Testing the thermal conductivity of energetic materials is a challenge with traditional steady-state techniques, as the required large volumes of material pose undesirable safety risks or the necessary sample geometries are impractical. This often leads to estimation of thermal conductivity in predictive models rather than true measurement.
The dependence of thermal conductivity of a material undergoing an exothermic reaction on local temperature has a significant effect on the critical conditions for thermal ignition. The theory of thermal ignition, whether or not consumption and diffusion of reactant is taken into account, has been commonly analyzed using the traditional grouping of dimensionless parameters suggested by Frank Kamaenetskii.
Canadian Explosives Research Laboratory: Thermal Conductivity of Ammonium Nitrate Emulsion
The use of ammonium nitrate emulsion (ANE) in mines, quarries and construction is well established and ANE’s are, in fact, very insensitive and stable products at standard temperature and pressure of normal manufacturing, especially compared to previously used nitroglycerin-based products. The purpose for studying thermal decomposition behaviour of ANE explosives is due to the continued worldwide occurrence of tragic incidents involving the production, processing and handling of ANE’s.
In order to test the ANE, a small volume test kit was used in order to minimize required material.

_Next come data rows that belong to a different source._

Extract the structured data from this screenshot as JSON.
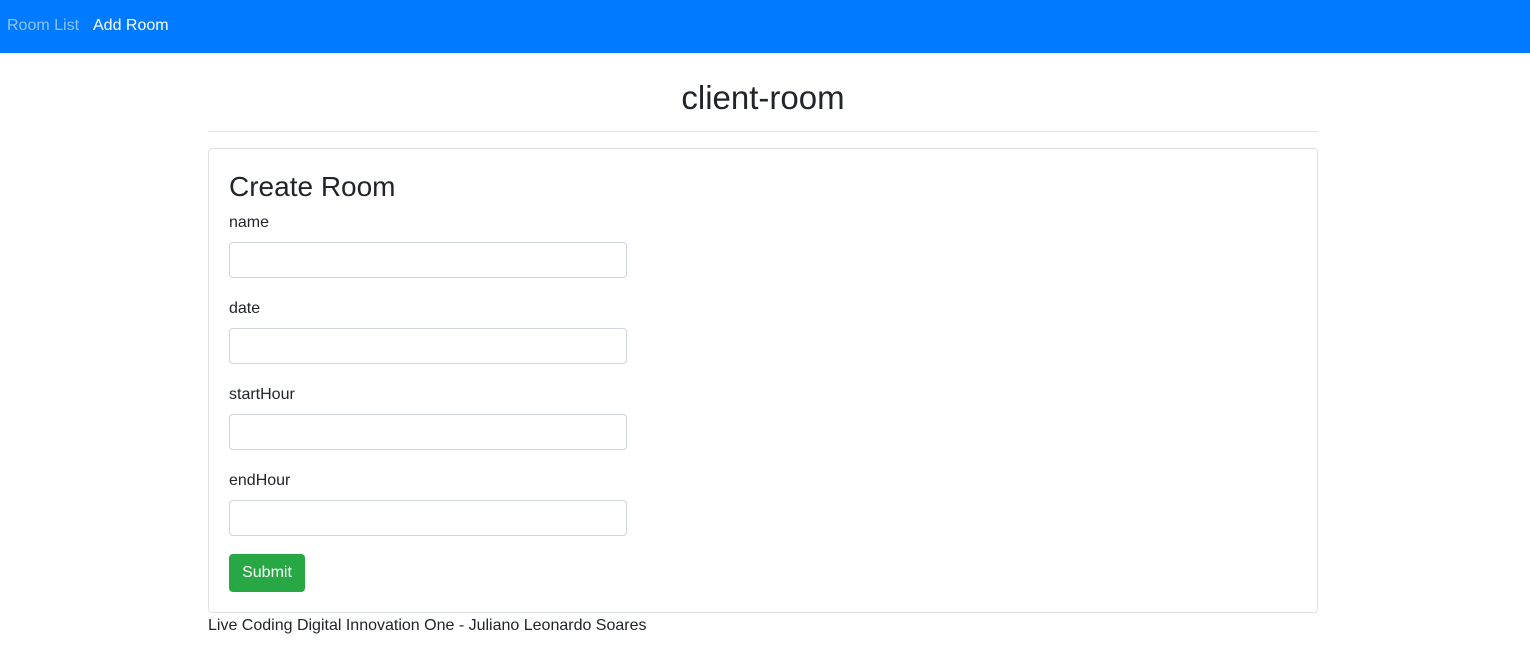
{
  "colors": {
    "navbar_bg": "#007bff",
    "submit_bg": "#28a745"
  },
  "navbar": {
    "items": [
      {
        "label": "Room List",
        "active": false
      },
      {
        "label": "Add Room",
        "active": true
      }
    ]
  },
  "page": {
    "title": "client-room"
  },
  "form": {
    "title": "Create Room",
    "fields": [
      {
        "label": "name",
        "value": ""
      },
      {
        "label": "date",
        "value": ""
      },
      {
        "label": "startHour",
        "value": ""
      },
      {
        "label": "endHour",
        "value": ""
      }
    ],
    "submit_label": "Submit"
  },
  "footer": {
    "text": "Live Coding Digital Innovation One - Juliano Leonardo Soares"
  }
}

For the sample testing, about 2.5mL was used which equates to roughly 4 grams of ANE. The sensor was placed inside an oven and a weighted cap was used to ensure that there was complete coverage of the sensor during testing.
The table to the right lists the measured thermal conductivity values for various batches of emulsion with increasing amounts of aluminum and microballoons.
|Additive blended with X3153 (%)||Measurement Temperature (°C)||Thermal Conductivity (W/mK)|
|1% glass microballoons||21||0.414|
|4% glass microballoons||21||0.318|
|6% glass microballoons||23||0.309|
|100% glass microballoons||23||0.021|
Source: Physcical Characterization, Accelerating Rate Calorimetry and Thermal Conductivity of Ammonium Nitrate Emulsion (CANMET, 2007)